This article first appeared in Estates Gazette on 20th April 2019. Republished with kind permission.
Could an industry-led code of practice secure the future of the current residential leasehold system?
Last month, a group of freeholders, managing agents and developers signed a public pledge signalling their intent to bring about positive change in the residential leasehold sector. Backed by the government and overseen by the Ministry of Housing, Communities & Local Government (MHCLG), this commitment to raise industry standards could turn out to be a watershed moment. Will it secure the future of the current leasehold system as we know it?
The need for change
Part of the significance of this pledge is the tacit acknowledgement it signals of the problems that have shaken parts of the leasehold sector in recent times – and the public and political reaction that has followed.

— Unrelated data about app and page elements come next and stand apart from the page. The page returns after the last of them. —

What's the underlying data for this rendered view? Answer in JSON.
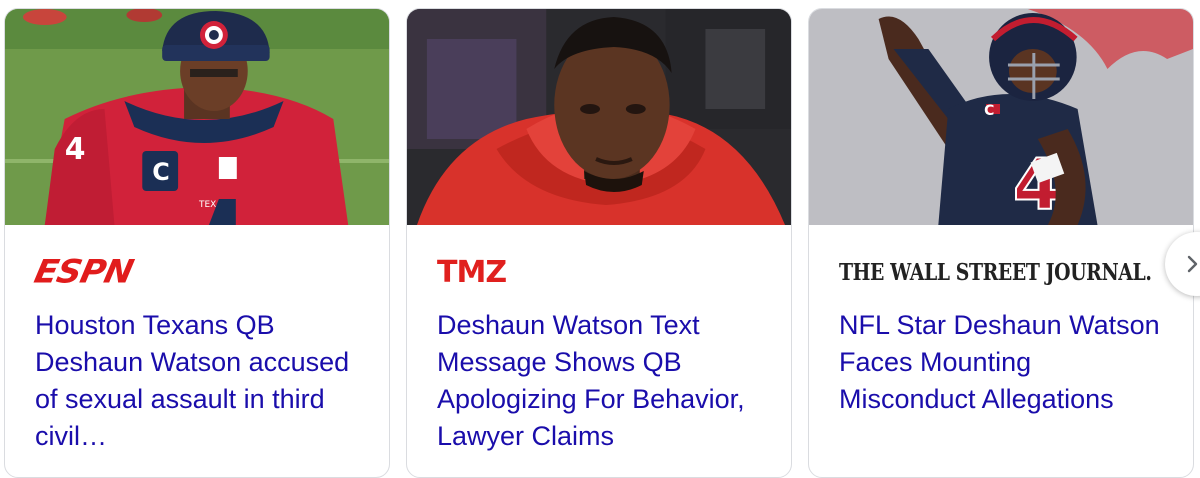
{
  "carousel": {
    "cards": [
      {
        "source": "ESPN",
        "source_logo_text": "ESPN",
        "headline": "Houston Texans QB Deshaun Watson accused of sexual assault in third civil…",
        "image": "football-player-texans-jersey"
      },
      {
        "source": "TMZ",
        "source_logo_text": "TMZ",
        "headline": "Deshaun Watson Text Message Shows QB Apologizing For Behavior, Lawyer Claims",
        "image": "man-red-hoodie"
      },
      {
        "source": "The Wall Street Journal",
        "source_logo_text": "THE WALL STREET JOURNAL.",
        "headline": "NFL Star Deshaun Watson Faces Mounting Misconduct Allegations",
        "image": "quarterback-throwing"
      }
    ],
    "next_button": {
      "icon": "chevron-right-icon"
    }
  },
  "colors": {
    "headline_link": "#1a0dab",
    "espn_red": "#e11c1c",
    "tmz_red": "#e0201e",
    "card_border": "#dadce0"
  }
}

Undoubtedly the most prominent and well-publicised issue has been onerous ground rents (for instance, those that double every 10 or 15 years). While only impacting a small fraction of the UK’s four million leaseholders, this has been a scandal that the media has quite rightly shone a bright light on. The practice of many developers in selling houses on a leasehold basis has also come under the spotlight. It is chiefly these issues that led to the government’s ongoing, extensive programme of consultation on reforming leasehold and “reinvigorating” commonhold.
Consumer protection is to lie at the heart of any change the government implements, and is thus a useful yardstick against which we should measure both any reform the government decides to implement and any industry-led proposals for regulation.
Flawed proposals for reform
From a consumer protection perspective, any proposals to prevent the grant of onerous leases and to severely limit the sale of houses on a leasehold basis are welcome. But some of the recommendations feel short-sighted. Among these is the MHCLG proposal for all ground rents on new leases to be reduced to £10 a year.
As I have previously commented (“A treatise in defence of ground rents”, EG, 26 May 2018: www.egi.co.uk/legal/a-treatise-in-defence-of ground -rents/), ground rent can serve a useful purpose in the modern market – principally through securing investment by professional institutional freeholders. These organisations can (and often do) play a crucial stewardship role when it comes to blocks of flats. Forcing them out will only open the door to less scrupulous parties – a point acknowledged in last month’s Communities Select Committee’s report.
The report also suggested the leasehold system might be abolished altogether in favour of a commonhold structure, where residents manage their own developments. This is no solution. The government will face appreciable difficulties in getting industry behind commonhold. Also, Law Commission proposals to make it easier to convert from leasehold to commonhold are fraught with so many difficulties that any growth in commonhold use is likely to be slow and led by new developments.
Commonhold may seem utopian in principle but, given the diverse nature and interests of property owners within blocks of flats, in most cases would cause as many problems as it solves. It will suffer the same problems as other resident-managed schemes – and the same problems recruiting the right sort of directors with the long-term interests of a development in mind. With regards to making commonhold “compulsory”, government and campaigners should be careful what they wish for: it is one thing introducing regulation and capping ground rents at a sensible level; it is another to force everyone into communally managed developments. That is not a way to secure enhanced consumer protection.
Let the industry lead the way
A more sensible and efficient route to reform is through industry-led regulation, where all relevant stakeholders are pulling in the same direction. The pledge is a stepping stone towards this goal.
Among the commitments in the pledge are the elimination of onerous ground rents, the abolition of new leasehold houses and measures to ensure that leaseholders understand exactly what they are buying. Crucially, participants also commit to developing and making mandatory a code of practice that enforces the highest possible standards across the industry.
A version of this code has already been developed, albeit it needs perfecting. Under section 87 of the Leasehold Reform Housing and Urban Development Act 1993, the secretary of state can put the code on a statutory footing, granting it the teeth it needs to help rebuff arguments against self-regulation. The code in its current form covers areas from building safety and complaints procedures to unfair leases and property management.
Earlier this month, industry stakeholders convened to discuss this. The consensus was clear: it has great potential, but for it to work, it is essential that more sign up. It needs to engage all key stakeholders in the debate – not just professional institutional freeholders and developers, but also conveyancers, managing agents, resident management companies, and right to manage companies (in larger blocks). Leaseholder representatives need to give their views too.
Too often, reforms to the property sector are piecemeal. There is an opportunity now to promote holistic reform, and much quicker than could be achieved through long-winded statute-led reform. This is the only way to achieve a prompt consumer-focused outcome that gets to the heart of the problems.
Cynics will argue that the code is an empty gesture, as many of its obligations already exist. However, this is a demonstration of intent by the industry to bring in self-regulation, far quicker than the government could legislate for. If the government gets behind the code, once fully developed, this could be a fast and effective solution (albeit not a complete one) to a number of priorities around leasehold, all coming back to the all-important theme of consumer protection. We can only hope that both industry and government embrace the opportunity this represents.